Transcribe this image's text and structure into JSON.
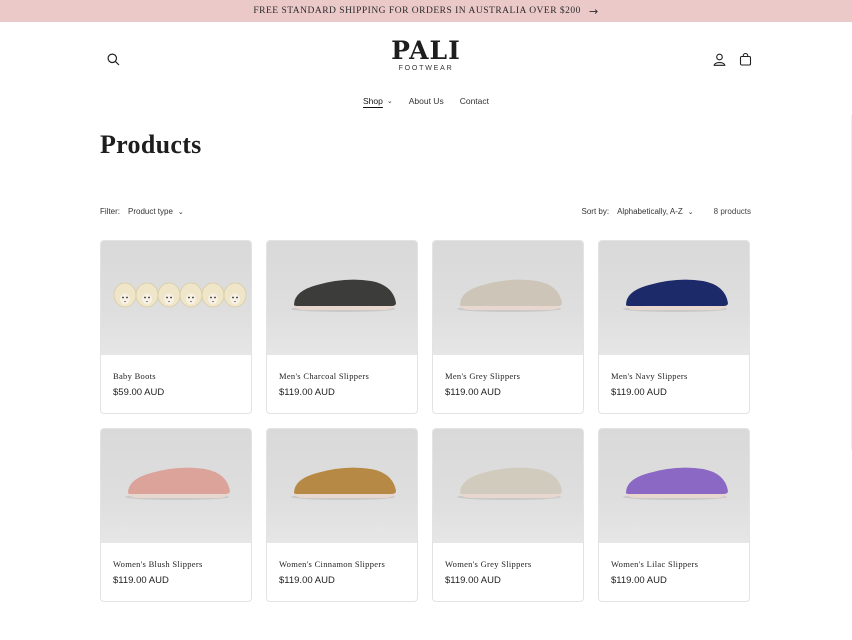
{
  "announcement": {
    "text": "FREE STANDARD SHIPPING FOR ORDERS IN AUSTRALIA OVER $200",
    "arrow": "→"
  },
  "header": {
    "brand": "PALI",
    "brand_sub": "FOOTWEAR",
    "icons": [
      "search-icon",
      "account-icon",
      "cart-icon"
    ]
  },
  "nav": {
    "items": [
      {
        "label": "Shop",
        "active": true,
        "dropdown": true
      },
      {
        "label": "About Us",
        "active": false,
        "dropdown": false
      },
      {
        "label": "Contact",
        "active": false,
        "dropdown": false
      }
    ]
  },
  "main": {
    "title": "Products",
    "filter_label": "Filter:",
    "filter_value": "Product type",
    "sort_label": "Sort by:",
    "sort_value": "Alphabetically, A-Z",
    "count": "8 products"
  },
  "products": [
    {
      "name": "Baby Boots",
      "price": "$59.00 AUD",
      "type": "boots",
      "color": "#efe6c9"
    },
    {
      "name": "Men's Charcoal Slippers",
      "price": "$119.00 AUD",
      "type": "slipper",
      "color": "#3c3c3a"
    },
    {
      "name": "Men's Grey Slippers",
      "price": "$119.00 AUD",
      "type": "slipper",
      "color": "#cdc6b8"
    },
    {
      "name": "Men's Navy Slippers",
      "price": "$119.00 AUD",
      "type": "slipper",
      "color": "#1d2a6a"
    },
    {
      "name": "Women's Blush Slippers",
      "price": "$119.00 AUD",
      "type": "slipper",
      "color": "#dca39b"
    },
    {
      "name": "Women's Cinnamon Slippers",
      "price": "$119.00 AUD",
      "type": "slipper",
      "color": "#b68a44"
    },
    {
      "name": "Women's Grey Slippers",
      "price": "$119.00 AUD",
      "type": "slipper",
      "color": "#d1cbbd"
    },
    {
      "name": "Women's Lilac Slippers",
      "price": "$119.00 AUD",
      "type": "slipper",
      "color": "#8a68c4"
    }
  ],
  "colors": {
    "announcement_bg": "#ecc9c9",
    "sole": "#e8d7cf"
  }
}
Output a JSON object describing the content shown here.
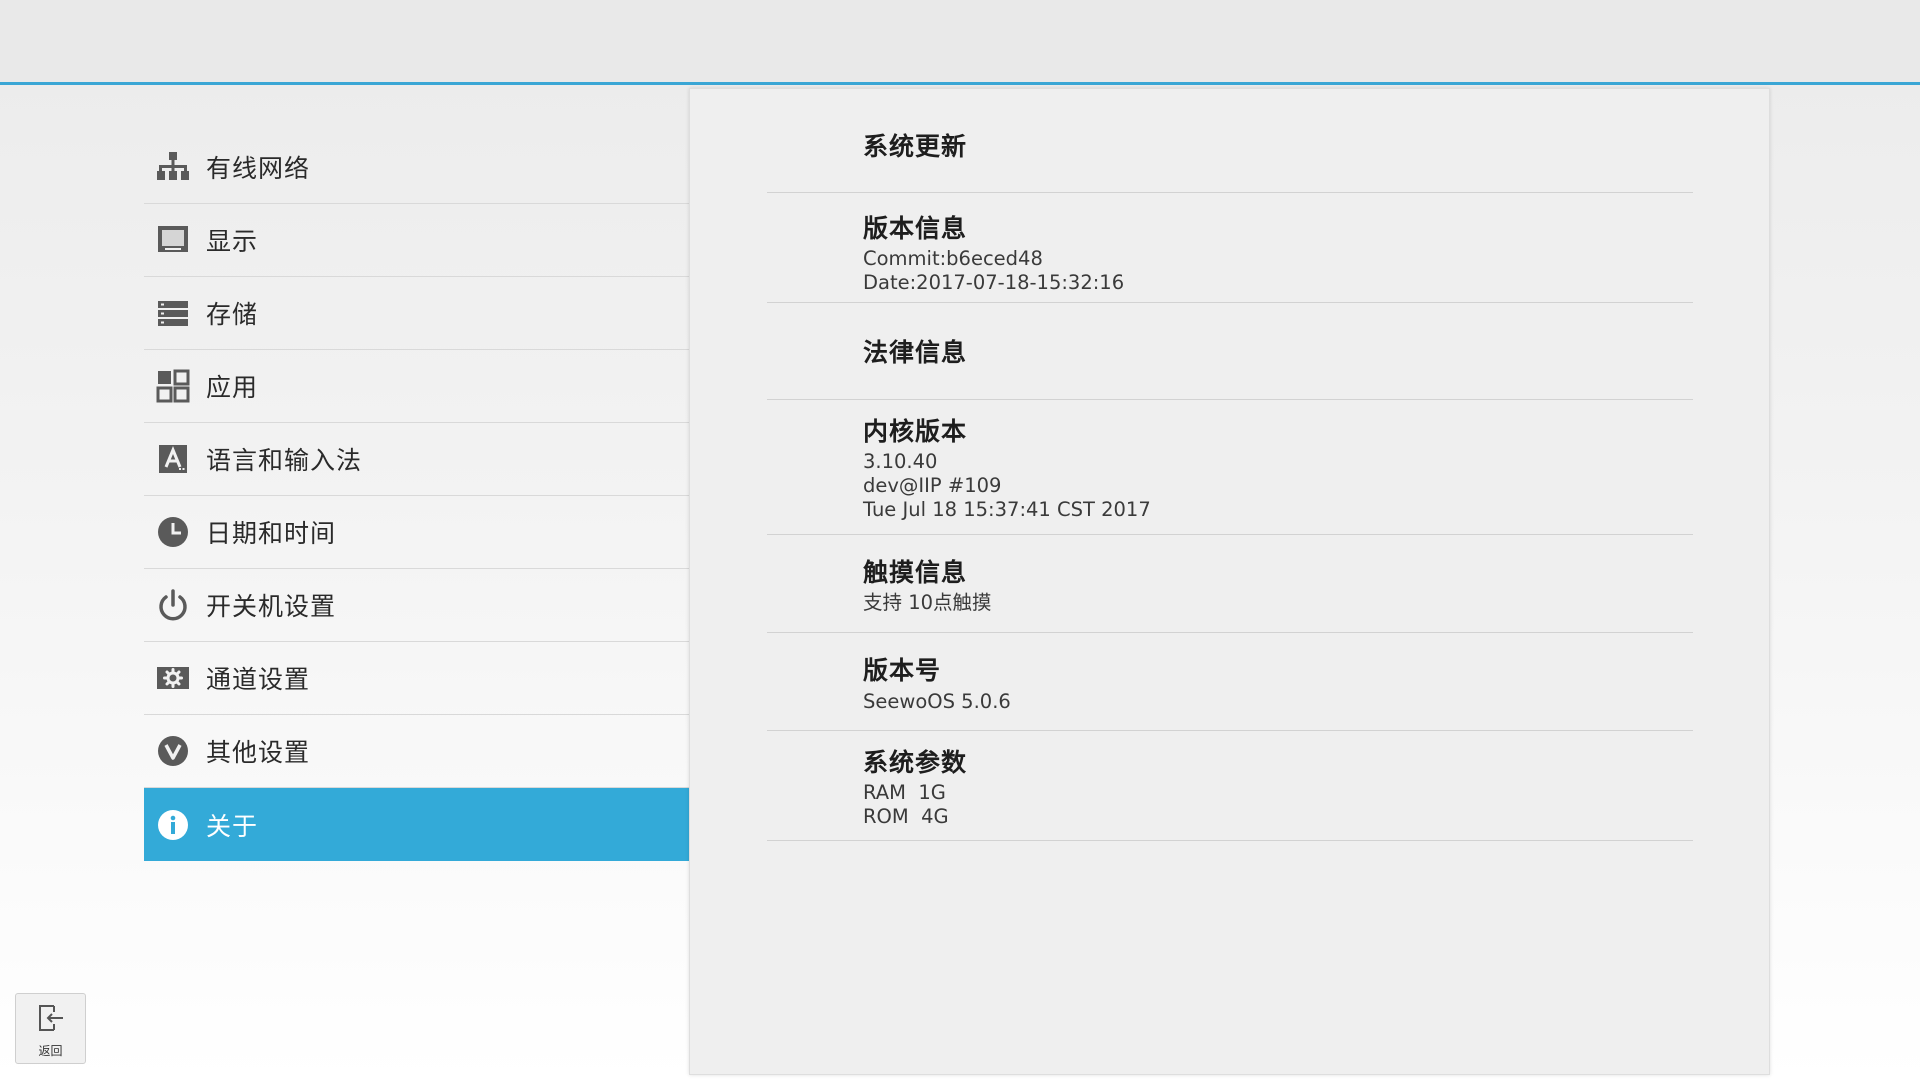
{
  "nav": {
    "items": [
      {
        "label": "有线网络",
        "icon": "wired-network-icon"
      },
      {
        "label": "显示",
        "icon": "display-icon"
      },
      {
        "label": "存储",
        "icon": "storage-icon"
      },
      {
        "label": "应用",
        "icon": "apps-icon"
      },
      {
        "label": "语言和输入法",
        "icon": "language-input-icon"
      },
      {
        "label": "日期和时间",
        "icon": "clock-icon"
      },
      {
        "label": "开关机设置",
        "icon": "power-icon"
      },
      {
        "label": "通道设置",
        "icon": "channel-settings-icon"
      },
      {
        "label": "其他设置",
        "icon": "other-settings-icon"
      },
      {
        "label": "关于",
        "icon": "info-icon",
        "active": true
      }
    ]
  },
  "about": {
    "system_update": {
      "title": "系统更新"
    },
    "version_info": {
      "title": "版本信息",
      "line1": "Commit:b6eced48",
      "line2": "Date:2017-07-18-15:32:16"
    },
    "legal_info": {
      "title": "法律信息"
    },
    "kernel_version": {
      "title": "内核版本",
      "line1": "3.10.40",
      "line2": "dev@IIP #109",
      "line3": "Tue Jul 18 15:37:41 CST 2017"
    },
    "touch_info": {
      "title": "触摸信息",
      "line1": "支持 10点触摸"
    },
    "version_number": {
      "title": "版本号",
      "line1": "SeewoOS 5.0.6"
    },
    "system_params": {
      "title": "系统参数",
      "line1": "RAM  1G",
      "line2": "ROM  4G"
    }
  },
  "back_button": {
    "label": "返回",
    "icon": "exit-icon"
  },
  "colors": {
    "accent": "#33aad8",
    "topbar_line": "#3aa6d5",
    "icon_gray": "#5a5a5a"
  }
}
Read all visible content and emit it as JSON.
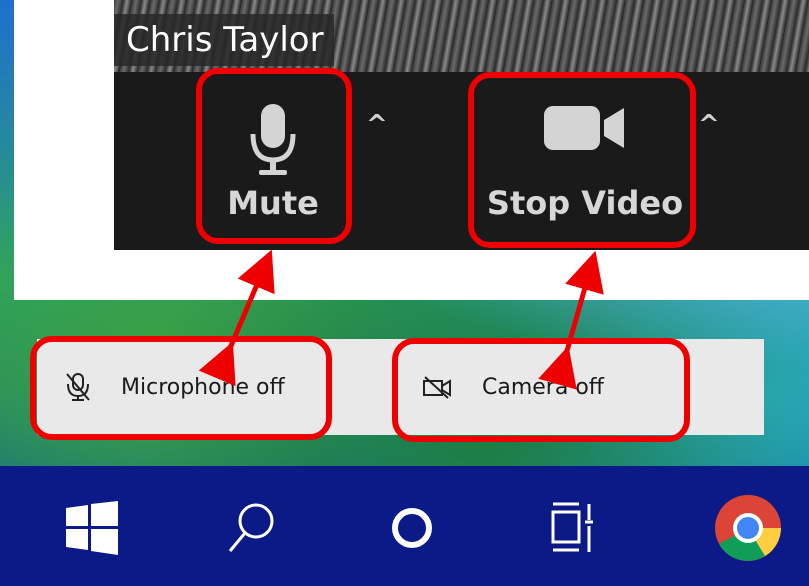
{
  "video": {
    "participant_name": "Chris Taylor"
  },
  "toolbar": {
    "mute_label": "Mute",
    "stop_video_label": "Stop Video",
    "caret_glyph": "^"
  },
  "notification_bar": {
    "microphone_label": "Microphone off",
    "camera_label": "Camera off"
  },
  "taskbar": {
    "icons": [
      "windows-start-icon",
      "search-icon",
      "cortana-icon",
      "task-view-icon",
      "chrome-icon"
    ]
  },
  "colors": {
    "highlight_red": "#ee0000",
    "background_blue": "#0b1a86",
    "toolbar_dark": "#1a1a1a",
    "notification_bg": "#e9e9ea"
  }
}
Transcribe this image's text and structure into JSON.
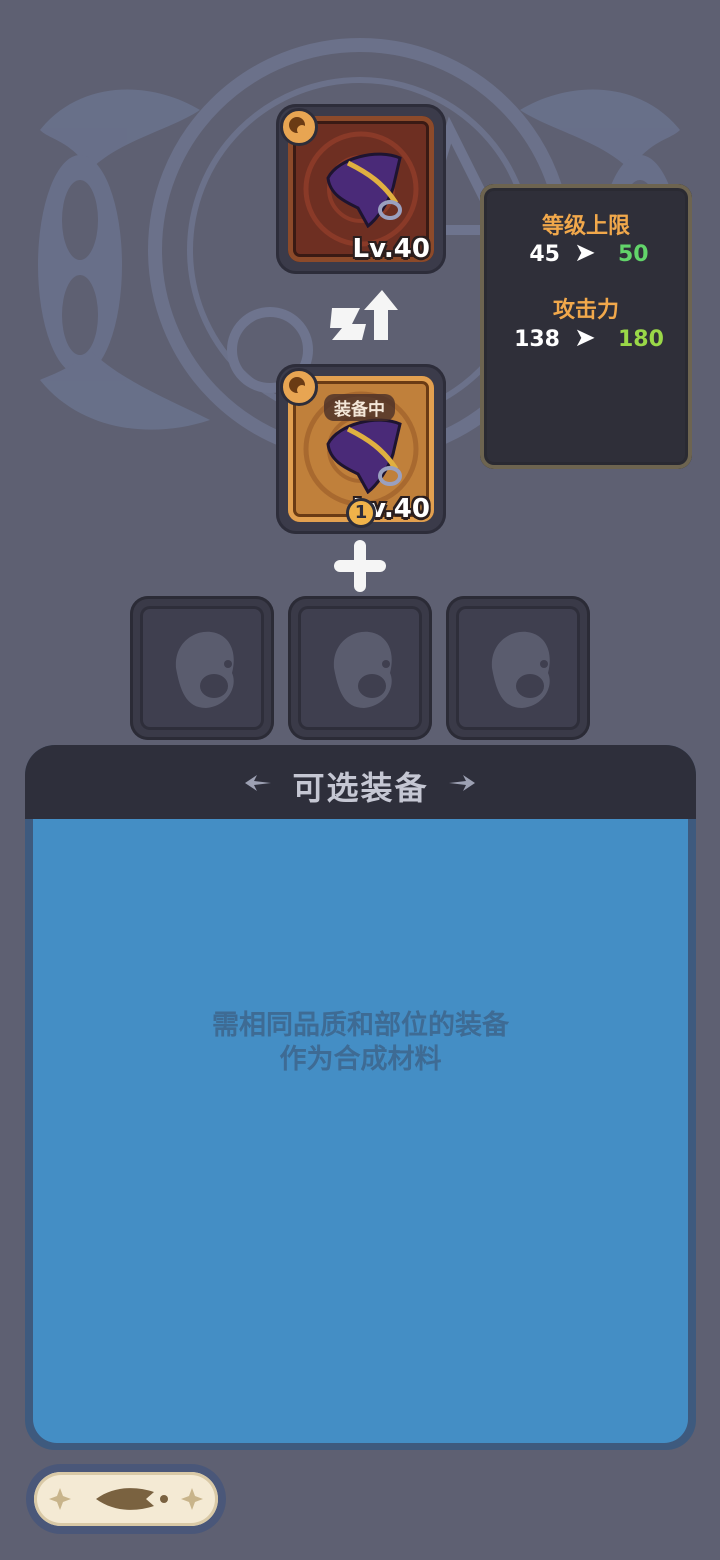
{
  "upgrade": {
    "result_item": {
      "level": "Lv.40",
      "icon": "cape-icon",
      "type_icon": "accessory-type-icon"
    },
    "current_item": {
      "level": "Lv.40",
      "equipped_tag": "装备中",
      "count": "1",
      "icon": "cape-icon",
      "type_icon": "accessory-type-icon"
    },
    "arrow_icon": "upgrade-arrow-icon",
    "plus_icon": "plus-icon"
  },
  "stats": {
    "items": [
      {
        "label": "等级上限",
        "old": "45",
        "new": "50",
        "new_color": "#62d46a"
      },
      {
        "label": "攻击力",
        "old": "138",
        "new": "180",
        "new_color": "#9ad848"
      }
    ]
  },
  "material_slots": [
    {
      "icon": "accessory-placeholder-icon"
    },
    {
      "icon": "accessory-placeholder-icon"
    },
    {
      "icon": "accessory-placeholder-icon"
    }
  ],
  "list": {
    "title": "可选装备",
    "hint_line1": "需相同品质和部位的装备",
    "hint_line2": "作为合成材料"
  },
  "back_button": {
    "icon": "back-arrow-icon"
  },
  "colors": {
    "background": "#5e6072",
    "accent": "#f1a84b",
    "list_body": "#448ec5"
  }
}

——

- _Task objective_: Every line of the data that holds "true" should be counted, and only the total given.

- _Answer space_: 3